- Requirement -
Across the data below, how many lines have the word "JSON" in them? Give the number and nothing else.
● ● ●
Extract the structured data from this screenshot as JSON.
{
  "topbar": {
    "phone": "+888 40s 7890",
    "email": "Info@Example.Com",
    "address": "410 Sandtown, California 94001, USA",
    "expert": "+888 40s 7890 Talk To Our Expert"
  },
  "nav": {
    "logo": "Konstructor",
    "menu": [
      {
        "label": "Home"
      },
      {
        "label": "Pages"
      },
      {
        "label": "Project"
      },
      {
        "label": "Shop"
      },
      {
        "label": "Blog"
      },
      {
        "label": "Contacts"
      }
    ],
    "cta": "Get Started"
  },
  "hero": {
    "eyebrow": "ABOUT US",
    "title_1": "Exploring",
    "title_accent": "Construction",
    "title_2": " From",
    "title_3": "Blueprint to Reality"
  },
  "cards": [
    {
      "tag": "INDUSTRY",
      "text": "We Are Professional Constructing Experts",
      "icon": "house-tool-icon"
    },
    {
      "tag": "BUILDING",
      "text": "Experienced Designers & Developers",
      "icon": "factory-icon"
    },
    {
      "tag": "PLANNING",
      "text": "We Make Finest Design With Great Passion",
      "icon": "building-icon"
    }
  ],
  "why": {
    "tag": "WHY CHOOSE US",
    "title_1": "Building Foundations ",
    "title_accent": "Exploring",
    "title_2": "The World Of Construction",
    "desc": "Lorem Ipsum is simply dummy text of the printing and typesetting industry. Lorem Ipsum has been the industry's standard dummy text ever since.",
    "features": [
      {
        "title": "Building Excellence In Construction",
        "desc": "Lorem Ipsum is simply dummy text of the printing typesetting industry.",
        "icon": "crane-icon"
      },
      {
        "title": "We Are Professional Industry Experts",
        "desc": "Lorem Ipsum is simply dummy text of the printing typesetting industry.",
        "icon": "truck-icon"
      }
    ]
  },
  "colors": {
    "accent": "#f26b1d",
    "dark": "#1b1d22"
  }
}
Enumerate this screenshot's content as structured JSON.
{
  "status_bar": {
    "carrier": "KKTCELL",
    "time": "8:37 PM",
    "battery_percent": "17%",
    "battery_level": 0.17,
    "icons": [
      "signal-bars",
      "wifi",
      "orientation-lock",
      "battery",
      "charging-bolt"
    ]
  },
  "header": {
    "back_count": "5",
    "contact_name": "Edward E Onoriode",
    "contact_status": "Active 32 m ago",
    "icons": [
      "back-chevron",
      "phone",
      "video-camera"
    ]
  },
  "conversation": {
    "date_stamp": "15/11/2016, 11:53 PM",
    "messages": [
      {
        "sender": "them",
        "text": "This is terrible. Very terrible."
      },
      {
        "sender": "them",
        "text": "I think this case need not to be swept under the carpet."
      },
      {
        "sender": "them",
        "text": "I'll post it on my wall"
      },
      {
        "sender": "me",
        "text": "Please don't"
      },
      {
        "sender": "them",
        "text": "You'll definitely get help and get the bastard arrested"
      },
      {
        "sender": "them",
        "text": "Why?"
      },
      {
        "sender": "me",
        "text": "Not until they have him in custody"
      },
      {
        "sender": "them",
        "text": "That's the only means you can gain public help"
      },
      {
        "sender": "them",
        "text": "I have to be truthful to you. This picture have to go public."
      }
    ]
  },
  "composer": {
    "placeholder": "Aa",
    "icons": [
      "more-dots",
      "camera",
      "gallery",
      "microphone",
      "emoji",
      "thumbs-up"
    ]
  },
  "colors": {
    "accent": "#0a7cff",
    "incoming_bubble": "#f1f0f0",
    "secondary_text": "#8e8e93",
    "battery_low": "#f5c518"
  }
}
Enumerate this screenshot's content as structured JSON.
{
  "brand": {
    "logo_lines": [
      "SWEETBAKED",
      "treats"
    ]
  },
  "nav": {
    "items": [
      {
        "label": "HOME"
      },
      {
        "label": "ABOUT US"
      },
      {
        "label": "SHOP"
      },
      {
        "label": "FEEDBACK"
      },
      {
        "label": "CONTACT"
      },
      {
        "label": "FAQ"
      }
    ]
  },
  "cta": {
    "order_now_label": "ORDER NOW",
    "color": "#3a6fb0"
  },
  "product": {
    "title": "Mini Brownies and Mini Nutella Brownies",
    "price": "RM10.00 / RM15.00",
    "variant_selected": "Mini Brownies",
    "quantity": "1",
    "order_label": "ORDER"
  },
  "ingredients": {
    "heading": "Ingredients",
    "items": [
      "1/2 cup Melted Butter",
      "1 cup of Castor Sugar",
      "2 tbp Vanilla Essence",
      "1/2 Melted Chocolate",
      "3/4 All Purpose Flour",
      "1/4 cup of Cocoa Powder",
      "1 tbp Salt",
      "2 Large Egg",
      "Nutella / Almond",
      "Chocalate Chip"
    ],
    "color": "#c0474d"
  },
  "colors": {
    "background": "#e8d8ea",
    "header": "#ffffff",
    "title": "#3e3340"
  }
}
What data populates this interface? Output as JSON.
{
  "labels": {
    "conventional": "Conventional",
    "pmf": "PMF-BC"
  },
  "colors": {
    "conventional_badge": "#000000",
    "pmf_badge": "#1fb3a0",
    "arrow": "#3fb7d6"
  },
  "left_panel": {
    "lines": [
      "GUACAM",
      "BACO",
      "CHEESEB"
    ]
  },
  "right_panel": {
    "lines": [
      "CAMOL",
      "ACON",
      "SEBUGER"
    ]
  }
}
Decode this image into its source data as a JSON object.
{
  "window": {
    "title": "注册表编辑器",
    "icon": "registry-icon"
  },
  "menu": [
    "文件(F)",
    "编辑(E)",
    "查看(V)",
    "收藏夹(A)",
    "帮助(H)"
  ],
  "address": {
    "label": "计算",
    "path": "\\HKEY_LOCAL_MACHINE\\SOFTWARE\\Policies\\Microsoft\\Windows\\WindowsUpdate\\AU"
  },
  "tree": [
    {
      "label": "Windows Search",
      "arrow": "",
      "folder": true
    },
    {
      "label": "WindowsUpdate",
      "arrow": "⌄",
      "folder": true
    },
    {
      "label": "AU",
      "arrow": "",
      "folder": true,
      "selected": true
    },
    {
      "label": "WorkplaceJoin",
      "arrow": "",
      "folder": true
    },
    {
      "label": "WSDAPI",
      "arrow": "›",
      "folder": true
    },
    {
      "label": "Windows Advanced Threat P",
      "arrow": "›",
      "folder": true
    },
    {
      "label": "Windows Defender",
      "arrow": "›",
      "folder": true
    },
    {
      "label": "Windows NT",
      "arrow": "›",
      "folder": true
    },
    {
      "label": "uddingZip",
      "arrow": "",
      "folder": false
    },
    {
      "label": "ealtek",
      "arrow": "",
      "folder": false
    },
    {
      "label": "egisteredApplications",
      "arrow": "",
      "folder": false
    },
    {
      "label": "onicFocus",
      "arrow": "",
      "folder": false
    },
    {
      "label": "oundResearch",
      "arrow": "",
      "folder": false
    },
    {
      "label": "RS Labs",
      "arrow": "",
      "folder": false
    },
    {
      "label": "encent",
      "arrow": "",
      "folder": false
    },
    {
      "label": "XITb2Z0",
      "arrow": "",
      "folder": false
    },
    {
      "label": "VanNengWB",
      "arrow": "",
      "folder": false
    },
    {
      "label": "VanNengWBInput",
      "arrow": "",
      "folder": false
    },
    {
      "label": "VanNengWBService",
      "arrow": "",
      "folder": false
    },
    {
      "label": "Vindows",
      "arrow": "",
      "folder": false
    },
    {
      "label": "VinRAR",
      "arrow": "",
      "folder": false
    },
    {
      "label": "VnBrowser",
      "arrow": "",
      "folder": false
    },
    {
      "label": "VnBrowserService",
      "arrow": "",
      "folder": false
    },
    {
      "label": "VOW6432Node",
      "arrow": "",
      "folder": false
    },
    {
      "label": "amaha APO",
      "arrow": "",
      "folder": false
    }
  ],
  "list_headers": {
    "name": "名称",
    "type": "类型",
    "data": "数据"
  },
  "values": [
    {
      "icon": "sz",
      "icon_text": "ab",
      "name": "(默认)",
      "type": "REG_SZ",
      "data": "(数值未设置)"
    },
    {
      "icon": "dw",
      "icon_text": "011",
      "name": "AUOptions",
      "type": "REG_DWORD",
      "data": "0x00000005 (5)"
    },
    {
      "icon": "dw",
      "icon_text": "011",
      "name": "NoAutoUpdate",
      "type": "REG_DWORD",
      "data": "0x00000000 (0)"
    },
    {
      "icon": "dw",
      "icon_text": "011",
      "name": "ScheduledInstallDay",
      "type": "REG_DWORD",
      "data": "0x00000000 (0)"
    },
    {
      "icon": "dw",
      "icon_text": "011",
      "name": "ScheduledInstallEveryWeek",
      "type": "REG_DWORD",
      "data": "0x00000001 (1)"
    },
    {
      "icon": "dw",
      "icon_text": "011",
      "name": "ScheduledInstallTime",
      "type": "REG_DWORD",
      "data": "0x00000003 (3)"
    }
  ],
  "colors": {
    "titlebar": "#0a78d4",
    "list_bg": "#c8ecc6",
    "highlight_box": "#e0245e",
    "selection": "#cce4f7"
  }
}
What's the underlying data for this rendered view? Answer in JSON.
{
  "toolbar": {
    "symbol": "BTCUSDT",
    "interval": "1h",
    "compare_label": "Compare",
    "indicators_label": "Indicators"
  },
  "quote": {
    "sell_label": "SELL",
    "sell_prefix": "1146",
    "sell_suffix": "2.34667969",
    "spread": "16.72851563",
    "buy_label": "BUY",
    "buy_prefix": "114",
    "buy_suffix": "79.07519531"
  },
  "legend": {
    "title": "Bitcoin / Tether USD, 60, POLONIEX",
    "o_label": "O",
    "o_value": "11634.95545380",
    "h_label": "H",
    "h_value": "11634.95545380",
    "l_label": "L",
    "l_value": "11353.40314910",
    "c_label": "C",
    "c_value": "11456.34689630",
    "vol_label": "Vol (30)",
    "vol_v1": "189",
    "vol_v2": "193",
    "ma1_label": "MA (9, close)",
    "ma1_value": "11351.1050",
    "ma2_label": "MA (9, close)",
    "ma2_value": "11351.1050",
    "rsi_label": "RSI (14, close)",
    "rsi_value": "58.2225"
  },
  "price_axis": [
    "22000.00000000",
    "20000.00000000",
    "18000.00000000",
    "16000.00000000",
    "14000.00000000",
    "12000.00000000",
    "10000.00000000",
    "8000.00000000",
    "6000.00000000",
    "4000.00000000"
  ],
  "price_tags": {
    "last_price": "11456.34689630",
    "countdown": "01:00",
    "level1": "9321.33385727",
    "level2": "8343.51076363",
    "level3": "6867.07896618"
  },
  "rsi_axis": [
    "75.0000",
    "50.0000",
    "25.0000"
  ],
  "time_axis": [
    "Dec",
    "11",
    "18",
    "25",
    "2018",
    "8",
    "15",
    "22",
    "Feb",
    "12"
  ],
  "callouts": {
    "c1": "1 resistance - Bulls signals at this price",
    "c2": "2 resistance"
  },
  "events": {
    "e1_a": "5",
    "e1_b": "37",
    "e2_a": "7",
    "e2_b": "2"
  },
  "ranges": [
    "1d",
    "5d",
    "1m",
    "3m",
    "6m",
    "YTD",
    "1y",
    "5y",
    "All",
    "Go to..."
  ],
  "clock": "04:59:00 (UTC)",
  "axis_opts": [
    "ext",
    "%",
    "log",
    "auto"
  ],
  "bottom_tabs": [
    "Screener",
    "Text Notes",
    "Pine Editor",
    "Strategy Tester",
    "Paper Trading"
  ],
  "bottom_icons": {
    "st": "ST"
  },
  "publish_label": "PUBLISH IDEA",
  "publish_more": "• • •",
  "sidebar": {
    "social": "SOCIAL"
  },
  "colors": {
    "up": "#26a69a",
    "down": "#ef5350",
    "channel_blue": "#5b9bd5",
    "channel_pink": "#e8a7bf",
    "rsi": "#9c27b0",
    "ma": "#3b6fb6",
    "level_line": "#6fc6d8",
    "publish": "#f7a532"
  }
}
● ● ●
- Your response -
6